After binge-watching a few baking championships on television, you might be ready to head to the store, gather some chocolate-making supplies, and spend a few hours dipping candies in your own kitchen. Unfortunately, unless you go into your shopping trip knowing exactly what you want, you might be overwhelmed as you peruse the aisles of your favorite chocolate shop. Here are a few key chocolate vocabulary words you need to know before you embark on your first candy-making adventure:
You might have a rough idea of the type of chocolates you want to make, but will you be able to communicate that desire to a store employee? If you aren't careful, you might find yourself trying to describe "white fluffy" fillings or the contents of your favorite candy bar in order to gather the proper supplies. Here are some key terms you need to know so that you buy the right ingredients:

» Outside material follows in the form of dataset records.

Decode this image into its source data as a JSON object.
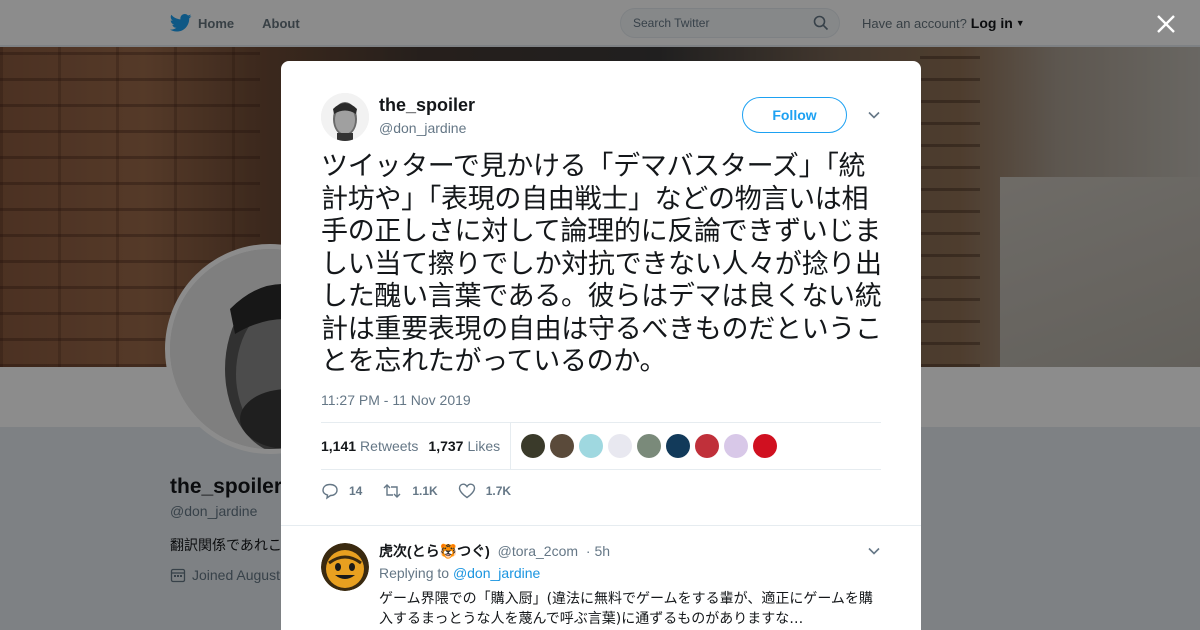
{
  "nav": {
    "home_label": "Home",
    "about_label": "About",
    "search_placeholder": "Search Twitter",
    "have_account": "Have an account?",
    "login_label": "Log in"
  },
  "profile": {
    "name": "the_spoiler",
    "handle": "@don_jardine",
    "bio": "翻訳関係であれこ",
    "joined": "Joined August"
  },
  "tweet": {
    "name": "the_spoiler",
    "handle": "@don_jardine",
    "follow_label": "Follow",
    "text": "ツイッターで見かける「デマバスターズ」「統計坊や」「表現の自由戦士」などの物言いは相手の正しさに対して論理的に反論できずいじましい当て擦りでしか対抗できない人々が捻り出した醜い言葉である。彼らはデマは良くない統計は重要表現の自由は守るべきものだということを忘れたがっているのか。",
    "timestamp": "11:27 PM - 11 Nov 2019",
    "retweets_count": "1,141",
    "retweets_label": "Retweets",
    "likes_count": "1,737",
    "likes_label": "Likes",
    "reply_count": "14",
    "retweet_action_count": "1.1K",
    "like_action_count": "1.7K",
    "liker_colors": [
      "#3a3a2a",
      "#5a4a3a",
      "#9fd8e0",
      "#e8e8f0",
      "#7a8a7a",
      "#123a5a",
      "#c0303a",
      "#d8c8e8",
      "#d01020"
    ]
  },
  "reply": {
    "name": "虎次(とら🐯つぐ)",
    "handle": "@tora_2com",
    "age": "· 5h",
    "replying_prefix": "Replying to",
    "replying_to": "@don_jardine",
    "text": "ゲーム界隈での「購入厨」(違法に無料でゲームをする輩が、適正にゲームを購入するまっとうな人を蔑んで呼ぶ言葉)に通ずるものがありますな…"
  },
  "colors": {
    "accent": "#1da1f2",
    "text_primary": "#14171a",
    "text_secondary": "#657786"
  }
}
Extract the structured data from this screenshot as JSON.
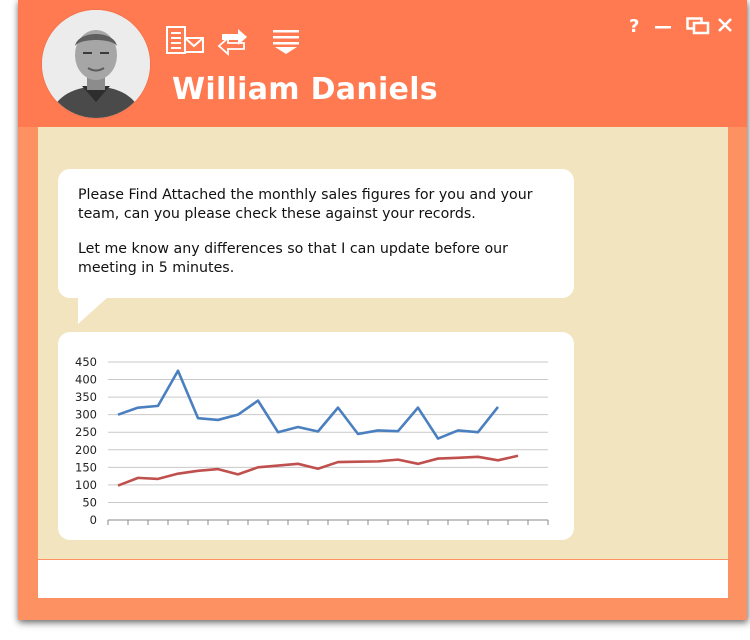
{
  "contact": {
    "name": "William Daniels"
  },
  "toolbar": {
    "icons": [
      "email-attachment-icon",
      "swap-arrows-icon",
      "menu-dropdown-icon"
    ]
  },
  "window_controls": {
    "help_label": "?",
    "icons": [
      "help-icon",
      "minimize-icon",
      "restore-icon",
      "close-icon"
    ]
  },
  "message": {
    "paragraph_1": "Please Find Attached the monthly sales figures for you and your team, can you please check these against your records.",
    "paragraph_2": "Let me know any differences so that I can update before our meeting in 5 minutes."
  },
  "colors": {
    "header": "#ff7a50",
    "frame": "#fe9161",
    "content_bg": "#f3e4c0",
    "series_1": "#4a7fc0",
    "series_2": "#c0504d"
  },
  "chart_data": {
    "type": "line",
    "ylim": [
      0,
      450
    ],
    "yticks": [
      0,
      50,
      100,
      150,
      200,
      250,
      300,
      350,
      400,
      450
    ],
    "grid": true,
    "x": [
      1,
      2,
      3,
      4,
      5,
      6,
      7,
      8,
      9,
      10,
      11,
      12,
      13,
      14,
      15,
      16,
      17,
      18,
      19,
      20,
      21,
      22
    ],
    "series": [
      {
        "values": [
          300,
          320,
          325,
          425,
          290,
          285,
          300,
          340,
          250,
          265,
          252,
          320,
          245,
          255,
          253,
          320,
          232,
          255,
          250,
          322
        ]
      },
      {
        "values": [
          98,
          120,
          117,
          132,
          140,
          145,
          130,
          150,
          155,
          160,
          146,
          165,
          166,
          167,
          172,
          160,
          175,
          177,
          180,
          170,
          183
        ]
      }
    ]
  }
}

- Callets: If you want your chocolate to melt evenly, you might find yourself shopping for high-end chocolate chips. Unfortunately, if you ask an employee for chips, they might stare at you blankly or suggest a nearby grocery store. However, if you are looking for quality chocolate that is pre-molded into easy-to-melt discs, ask for callets. Callets are typically larger and flatter than chocolate chips, so that they melt a little faster.
- Fondant: Are you trying to make pecan logs or fill chocolates with fluffy cherry filling? Fondant is a sugary dough paste that can be mixed with chocolate pieces, nuts, or used to surround cherries for cordials. Flavored fondant can even be left alone to create a sugary cloud in the middle of a chocolate shell.
- Compound Chocolate Vs. Couvature Chocolate: Have you ever wondered why some chocolates taste real, while others taste a little waxy? Compound chocolate is easier to work with, but it contains ingredients like cocoa powder and oil instead of chocolate liquor and cocoa butter. If you are looking for real, natural chocolate, ask for couvature chocolate instead of anything labeled "compound."
Although you might be nervous about spending extra on couvature chocolate or fancy callets, starting with the right ingredients will yield a better product. On the other hand, if you plan to work with your kids or you are only practicing techniques, you might be fine to use compound chocolate or lower-grade fondant.
2: Design Equipment
Making your chocolates taste great is one thing, but making them pretty is an entirely different ballgame. Here are some key pieces of candy making design equipment, and how they can help you to create beautiful gourmet chocolates:
- Chocolate Molds: Unless you have chocolate molds, it might be hard to make your chocolates any shape other than round. However, chocolate molds are available in every shape under the sun, so that you can create candies shaped like baseballs, hearts, stars, or even complicated figurines. By using these simple non-stick trays, you can pour melted chocolate into the mold, wait until it sets up, and then pop them out.
- Colored Cocoa Butter: Are you looking for a way to differentiate those lemon verbena truffles apart from those caramel-filled chocolates? Consider using colored cocoa butter. Because cocoa butter is naturally ivory colored, it is available in several different shades, allowing you to coat chocolate molds before you pour melted chocolate. When the chocolates are removed, the colored cocoa butter becomes a part of the chocolate, without altering the taste.
- Transfer Sheets: If you really want to make your chocolates pop, consider buying a few transfer sheets. These easy-to-use sheets contain repeated patterns of edible dye, which you can use to rub designs onto your finished chocolates. With transfer sheets, you can make your chocolates look like gilded gold or finish them off with colorful stripes.
By heading into your shopping trip with a good idea of what you need, you might be able to simplify your first candy making experience.Share